  • Concessions on fees, terms
  • Latest chapter in GP-LP relationship
  • Could mean fewer dollars for other GPs

Most recently, the California Public Employees’ Retirement System committed $500 million to The Blackstone Group. The same week, Buyouts reported that the New York City Comptroller’s Bureau of Asset Management had committed $600 million and $250 million to separate accounts with Apollo Global Management and Golden Tree Asset Management, respectively.

Those deals followed a couple of blockbuster accounts announced late last year, when the Texas Teachers’ Retirement System committed $3 billion each to separate accounts with Apollo and Kohlberg Kravis Roberts & Co., and the New Jersey Division of Investment committed $1.5 billion to Blackstone. In July, the Municipal Employees Retirement System of Michigan committed $750 million across two separate accounts with The Carlyle Group and its AlpInvest subsidiary.

Large limited partners get better terms and exposure to a broad array of investments while holding the line on the number of GPs they work with. For sponsors, the arrangement is a way to quickly boost assets under management.

A source close to Carlyle told Buyouts the Washington, D.C. based firm, which recently went public, is open to more separate accounts “on a very select basis.” And Larry Schloss, the chief investment officer of New York City Comptroller’s Bureau of Asset Management, recently told Buyouts that the pension system aims to have six to eight separate managed accounts for opportunistic credit strategies.

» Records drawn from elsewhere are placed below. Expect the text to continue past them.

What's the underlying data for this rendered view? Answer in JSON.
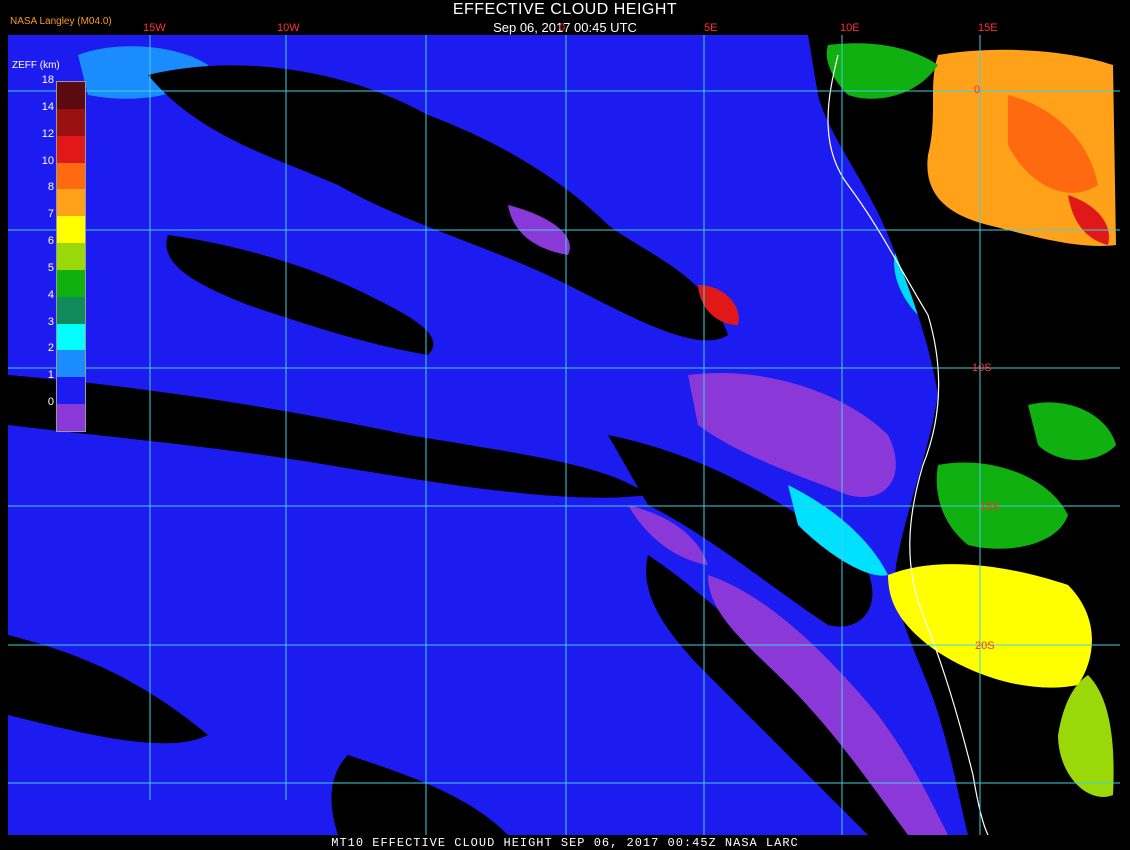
{
  "header": {
    "title": "EFFECTIVE CLOUD HEIGHT",
    "subtitle": "Sep 06, 2017 00:45 UTC",
    "credit": "NASA Langley (M04.0)"
  },
  "footer": {
    "text": "MT10  EFFECTIVE CLOUD HEIGHT   SEP 06, 2017 00:45Z   NASA LARC"
  },
  "lon_labels": [
    "15W",
    "10W",
    "0",
    "5E",
    "10E",
    "15E"
  ],
  "lat_labels": [
    "0",
    "10S",
    "15S",
    "20S"
  ],
  "legend": {
    "title": "ZEFF (km)",
    "levels": [
      {
        "label": "18",
        "color": "#5a0a10"
      },
      {
        "label": "14",
        "color": "#9a1010"
      },
      {
        "label": "12",
        "color": "#e01818"
      },
      {
        "label": "10",
        "color": "#ff6a10"
      },
      {
        "label": "8",
        "color": "#ffa21a"
      },
      {
        "label": "7",
        "color": "#ffff00"
      },
      {
        "label": "6",
        "color": "#9ad80a"
      },
      {
        "label": "5",
        "color": "#10b010"
      },
      {
        "label": "4",
        "color": "#108a5a"
      },
      {
        "label": "3",
        "color": "#00ffff"
      },
      {
        "label": "2",
        "color": "#1a8cff"
      },
      {
        "label": "1",
        "color": "#1c1cf0"
      },
      {
        "label": "0",
        "color": "#8a38d8"
      }
    ]
  },
  "colors": {
    "ocean_low_cloud": "#1c1cf0",
    "clear": "#000000",
    "grid": "#40d0e0",
    "coast": "#ffffff"
  }
}
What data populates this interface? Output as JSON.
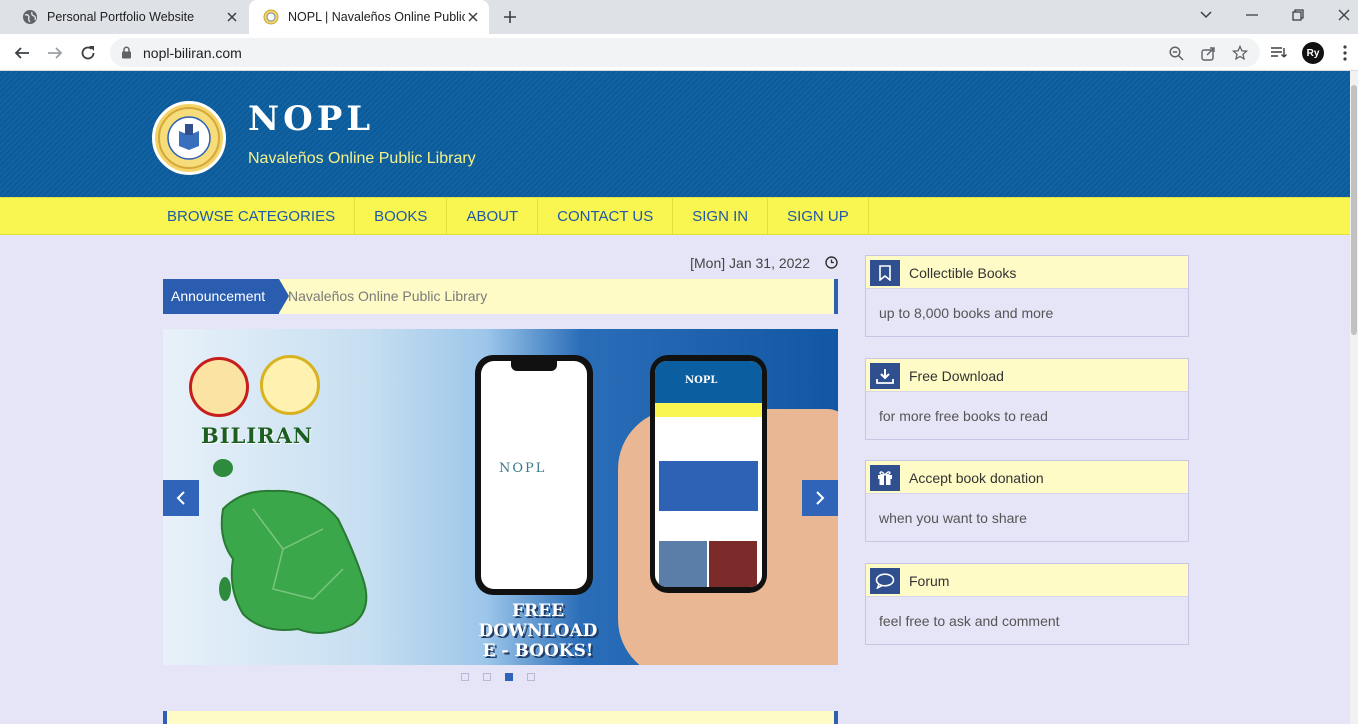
{
  "browser": {
    "tabs": [
      {
        "title": "Personal Portfolio Website",
        "active": false,
        "icon": "globe-icon"
      },
      {
        "title": "NOPL | Navaleños Online Public Library",
        "active": true,
        "icon": "nopl-seal-icon"
      }
    ],
    "url": "nopl-biliran.com",
    "profile_initial": "Ry"
  },
  "site": {
    "title": "NOPL",
    "subtitle": "Navaleños Online Public Library",
    "colors": {
      "header": "#0b5ea0",
      "nav": "#f9f551",
      "accent": "#2a5db0",
      "background": "#e6e4f7"
    }
  },
  "nav": {
    "items": [
      "BROWSE CATEGORIES",
      "BOOKS",
      "ABOUT",
      "CONTACT US",
      "SIGN IN",
      "SIGN UP"
    ]
  },
  "main": {
    "date": "[Mon] Jan 31, 2022",
    "announcement": {
      "label": "Announcement",
      "text": "Navaleños Online Public Library"
    },
    "slider": {
      "heading": "BILIRAN",
      "caption_line1": "FREE DOWNLOAD",
      "caption_line2": "E - BOOKS!",
      "phone_logo": "NOPL",
      "phone2_title": "NOPL",
      "dots": 4,
      "active_dot": 3
    }
  },
  "sidebar": {
    "cards": [
      {
        "title": "Collectible Books",
        "desc": "up to 8,000 books and more",
        "icon": "bookmark-icon"
      },
      {
        "title": "Free Download",
        "desc": "for more free books to read",
        "icon": "download-icon"
      },
      {
        "title": "Accept book donation",
        "desc": "when you want to share",
        "icon": "gift-icon"
      },
      {
        "title": "Forum",
        "desc": "feel free to ask and comment",
        "icon": "chat-bubble-icon"
      }
    ]
  }
}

“For the big new asset managers that are emerging, they need an understandable, fairly transparent stream of revenues that are diversified and seen as safe if they are going to support their stock price in the public markets,” said Colin Blaydon, the director of the Center for Private Equity and Entrepreneurship at the Tuck School of Business at Dartmouth, who has been involved with private equity since the 1980s.

So far the trend has mostly been limited to the biggest guns in the industry. But sources suggest the majority of large limited partners are discussing such arrangements with sponsors that are a cut below the mega-firms.

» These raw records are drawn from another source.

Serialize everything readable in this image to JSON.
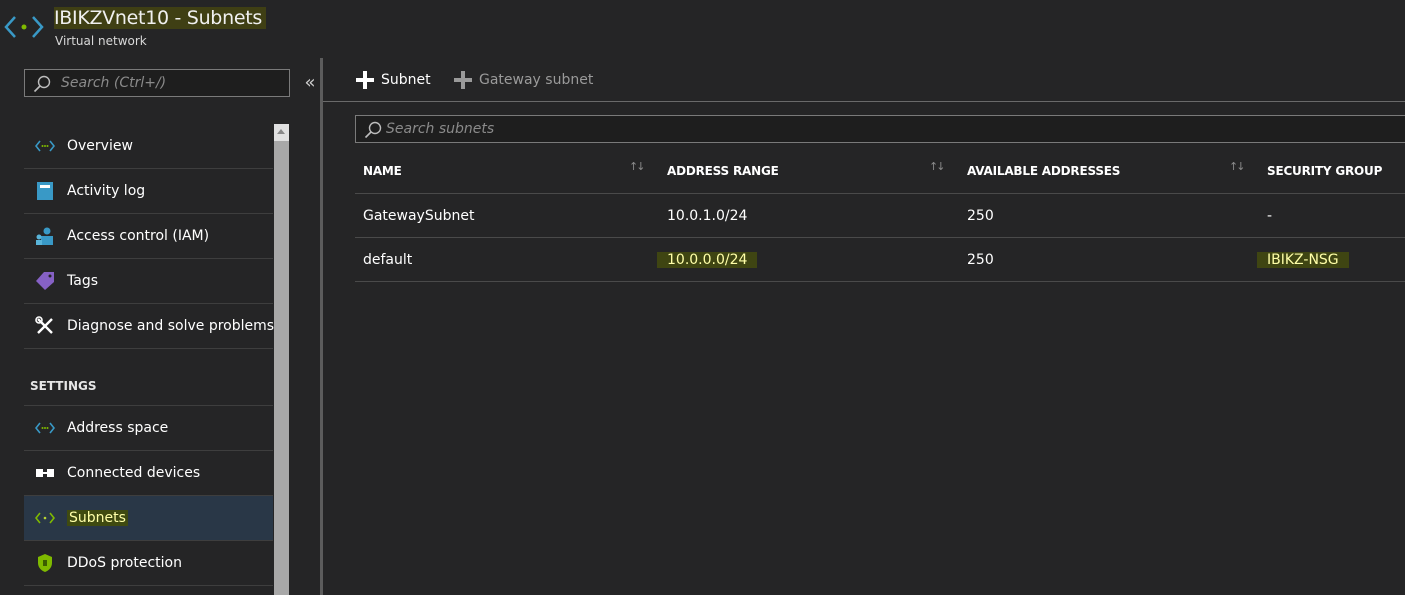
{
  "header": {
    "title": "IBIKZVnet10 - Subnets",
    "subtitle": "Virtual network",
    "icon": "virtual-network-icon"
  },
  "sidebar": {
    "search_placeholder": "Search (Ctrl+/)",
    "collapse_glyph": "«",
    "items": [
      {
        "label": "Overview",
        "icon": "overview-icon"
      },
      {
        "label": "Activity log",
        "icon": "activity-log-icon"
      },
      {
        "label": "Access control (IAM)",
        "icon": "access-control-icon"
      },
      {
        "label": "Tags",
        "icon": "tag-icon"
      },
      {
        "label": "Diagnose and solve problems",
        "icon": "wrench-icon"
      }
    ],
    "section_settings": "SETTINGS",
    "settings_items": [
      {
        "label": "Address space",
        "icon": "address-space-icon"
      },
      {
        "label": "Connected devices",
        "icon": "connected-devices-icon"
      },
      {
        "label": "Subnets",
        "icon": "subnets-icon",
        "active": true
      },
      {
        "label": "DDoS protection",
        "icon": "shield-icon"
      }
    ]
  },
  "toolbar": {
    "add_subnet": "Subnet",
    "add_gateway_subnet": "Gateway subnet"
  },
  "subnets": {
    "search_placeholder": "Search subnets",
    "columns": [
      "NAME",
      "ADDRESS RANGE",
      "AVAILABLE ADDRESSES",
      "SECURITY GROUP"
    ],
    "sort_glyph": "↑↓",
    "rows": [
      {
        "name": "GatewaySubnet",
        "address_range": "10.0.1.0/24",
        "available": "250",
        "security_group": "-"
      },
      {
        "name": "default",
        "address_range": "10.0.0.0/24",
        "available": "250",
        "security_group": "IBIKZ-NSG"
      }
    ]
  },
  "colors": {
    "background": "#252526",
    "accent_green": "#7fba00",
    "accent_blue": "#3999c6",
    "highlight": "#3f4512"
  }
}
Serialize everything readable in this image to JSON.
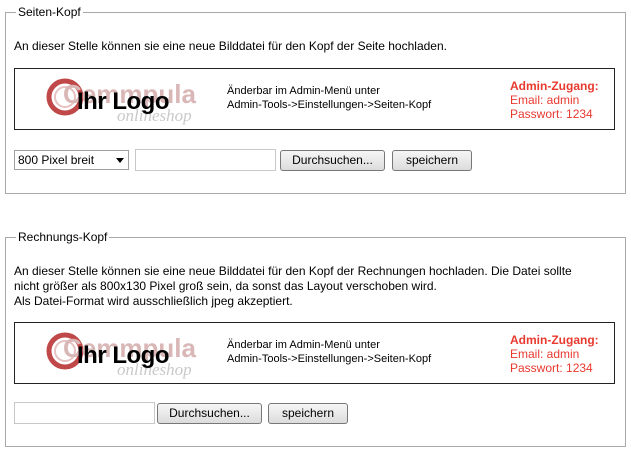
{
  "sections": [
    {
      "legend": "Seiten-Kopf",
      "description": [
        "An dieser Stelle können sie eine neue Bilddatei für den Kopf der Seite hochladen."
      ],
      "banner": {
        "logo_text": "Ihr Logo",
        "logo_brand": "Cemmpula",
        "logo_sub": "onlineshop",
        "note_lines": [
          "Änderbar im Admin-Menü unter",
          "Admin-Tools->Einstellungen->Seiten-Kopf"
        ],
        "admin_title": "Admin-Zugang:",
        "admin_email": "Email: admin",
        "admin_password": "Passwort: 1234"
      },
      "select_value": "800 Pixel breit",
      "browse_label": "Durchsuchen...",
      "save_label": "speichern"
    },
    {
      "legend": "Rechnungs-Kopf",
      "description": [
        "An dieser Stelle können sie eine neue Bilddatei für den Kopf der Rechnungen hochladen. Die Datei sollte",
        "nicht größer als 800x130 Pixel groß sein, da sonst das Layout verschoben wird.",
        "Als Datei-Format wird ausschließlich jpeg akzeptiert."
      ],
      "banner": {
        "logo_text": "Ihr Logo",
        "logo_brand": "Cemmpula",
        "logo_sub": "onlineshop",
        "note_lines": [
          "Änderbar im Admin-Menü unter",
          "Admin-Tools->Einstellungen->Seiten-Kopf"
        ],
        "admin_title": "Admin-Zugang:",
        "admin_email": "Email: admin",
        "admin_password": "Passwort: 1234"
      },
      "browse_label": "Durchsuchen...",
      "save_label": "speichern"
    }
  ],
  "colors": {
    "admin_red": "#e8392f",
    "logo_ring": "#c04848",
    "logo_watermark": "#d9b7b7"
  }
}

More than one limited partner has proposed a separate account with Leonard Green & Partners, which is in the midst of wrapping fundraising for its sixth fund, but the firm declined to pursue such an arrangement, according to a source. Similarly, limited partners have asked executives with Thomas H. Lee Partners if would pursue separate accounts when it hits the fundraising market again, which is more than a year off, according to another source.

“We’re probably most comfortable, in terms of the best alignment with all of our LPs, not to have these kinds of separate accounts and would focus on doing it only in extraordinary circumstances where the world decided that’s the direction the industry going in,” said a senior executive with a firm that’s raised more than $15 billion over its lifetime.

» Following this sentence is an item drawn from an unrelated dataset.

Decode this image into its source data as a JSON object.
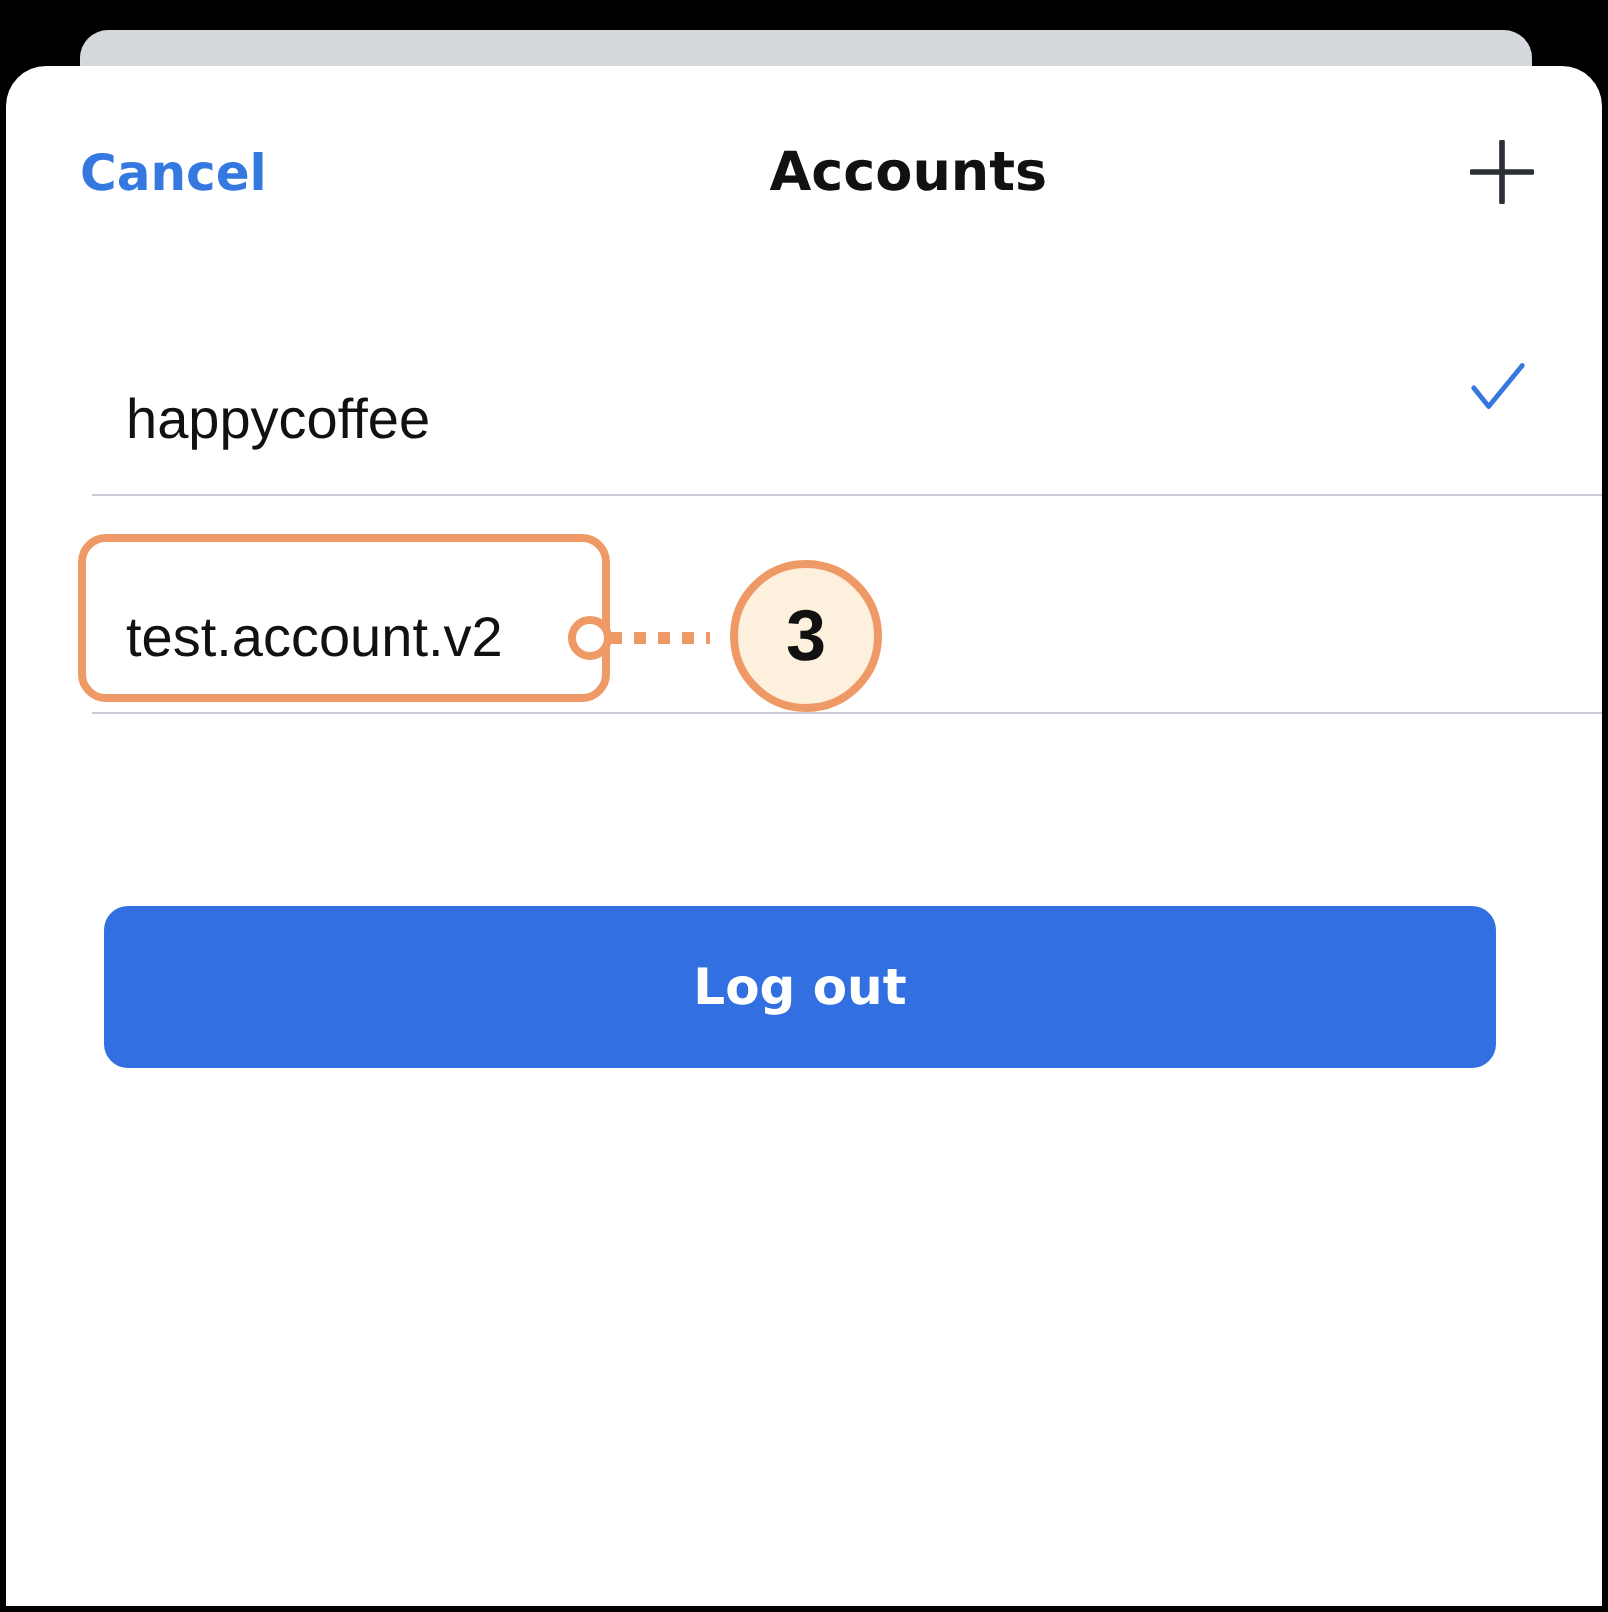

The separate accounts come in a variety of flavors. On behalf of New York City Apollo Global and Golden Tree are pursuing credit opportunities, while on behalf of MERS AlpInvest is targeting secondary deals and co-investments, among other strategies. 

Some LPs question whether buyout firms can adequately manage potential conflicts arising from managing both separate accounts and typical funds backed by several limited partners. And some question the soundness of committing to a certain fund in part because of a cut on fees.

“To me, that seems to be a dangerous proposition,” said Marc Bonavitacola, partner and head of U.S. private equity for SVG Advisers, a manager of funds of funds. “You may be getting it cheaper, but you may not be getting the best in every strategy.”

And there is a sense that the large public firms might reach their limit soon. Executives at Apollo Global Management indicated in a recent earnings call that they’ll basically be digesting their existing separate accounts before pursuing large new accounts. A source close to KKR noted that these accounts demand a sizable amount of resources to negotiate and manage.

“I don’t think you’d find any firm that’s not going to do it, but I don’t think there’s any firm that could do a whole lot of them,” this source said, adding that the universe of LPs who can offer billion-plus commitments is relatively small. 

Many in the GP community, meanwhile, rue a trend that decreases fees. The managing partner of a buyout shop that manages more than $10 billion said his firm isn’t interested in separate managed accounts. “Would you voluntarily cut your pay?” he asked.